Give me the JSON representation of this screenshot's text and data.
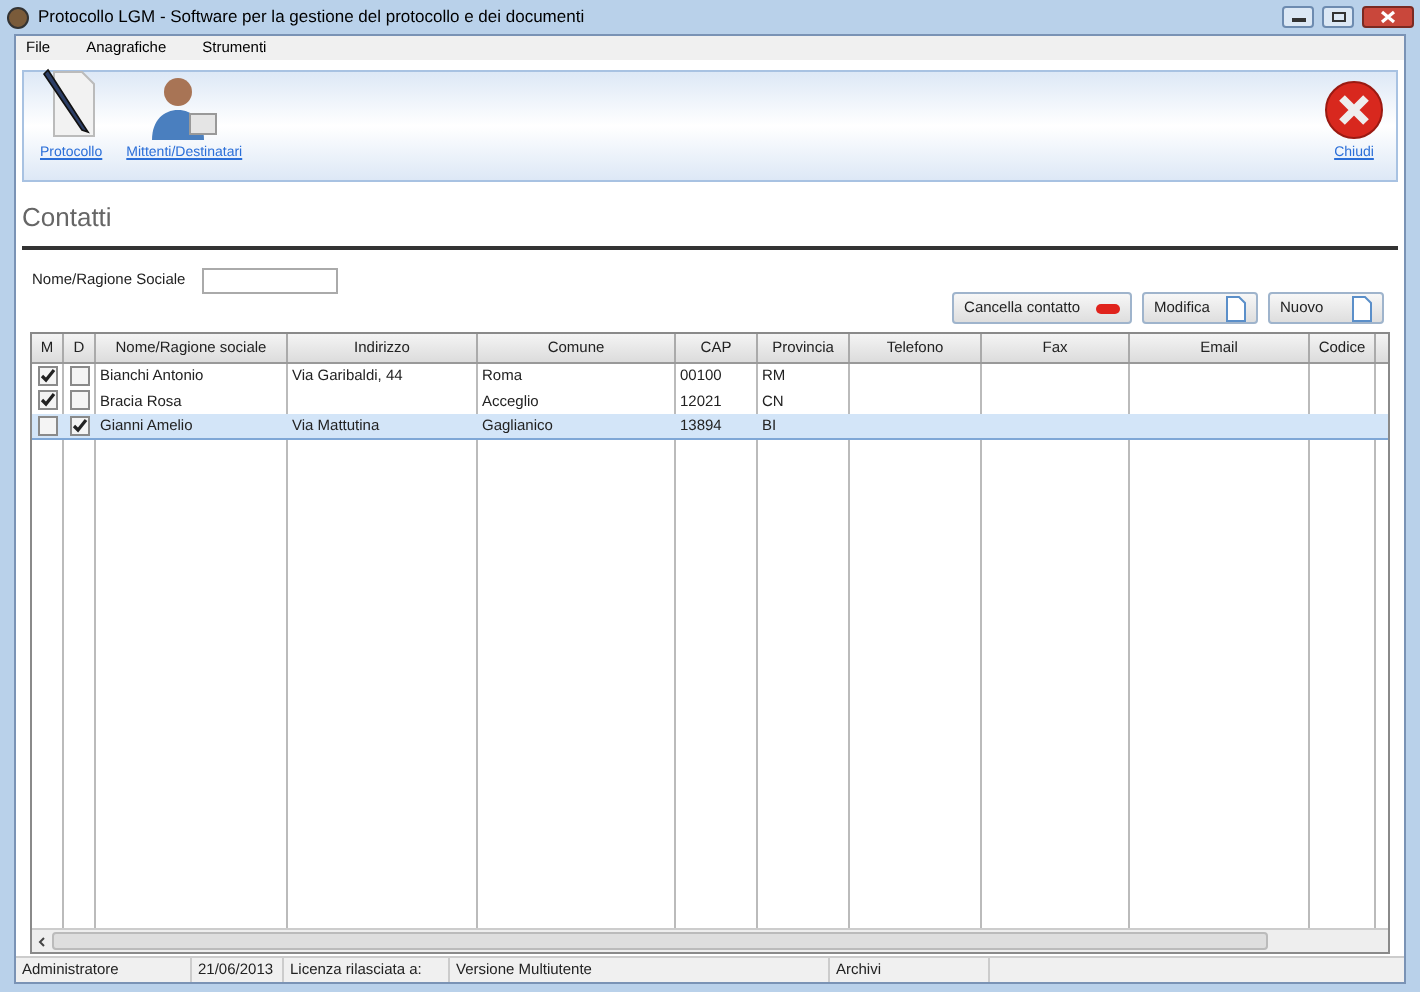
{
  "window": {
    "title": "Protocollo LGM - Software per la gestione del protocollo e dei documenti"
  },
  "menu": [
    "File",
    "Anagrafiche",
    "Strumenti"
  ],
  "toolbar": {
    "items": [
      {
        "label": "Protocollo",
        "kind": "document"
      },
      {
        "label": "Mittenti/Destinatari",
        "kind": "person"
      }
    ],
    "close": {
      "label": "Chiudi"
    }
  },
  "heading": "Contatti",
  "search": {
    "label": "Nome/Ragione Sociale"
  },
  "buttons": [
    {
      "label": "Cancella contatto",
      "kind": "delete"
    },
    {
      "label": "Modifica",
      "kind": "page"
    },
    {
      "label": "Nuovo",
      "kind": "page"
    }
  ],
  "table": {
    "columns": [
      "M",
      "D",
      "Nome/Ragione sociale",
      "Indirizzo",
      "Comune",
      "CAP",
      "Provincia",
      "Telefono",
      "Fax",
      "Email",
      "Codice"
    ],
    "rows": [
      {
        "m_checked": true,
        "d_checked": false,
        "selected": false,
        "nome": "Bianchi Antonio",
        "indirizzo": "Via Garibaldi, 44",
        "comune": "Roma",
        "cap": "00100",
        "provincia": "RM"
      },
      {
        "m_checked": true,
        "d_checked": false,
        "selected": false,
        "nome": "Bracia Rosa",
        "comune": "Acceglio",
        "cap": "12021",
        "provincia": "CN"
      },
      {
        "m_checked": false,
        "d_checked": true,
        "selected": true,
        "nome": "Gianni Amelio",
        "indirizzo": "Via Mattutina",
        "comune": "Gaglianico",
        "cap": "13894",
        "provincia": "BI"
      }
    ]
  },
  "status_bar": [
    "Administratore",
    "21/06/2013",
    "Licenza rilasciata a:",
    "Versione Multiutente",
    "Archivi"
  ]
}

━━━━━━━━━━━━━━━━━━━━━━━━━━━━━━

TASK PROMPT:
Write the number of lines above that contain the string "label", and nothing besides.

WRITTEN REPLY:
7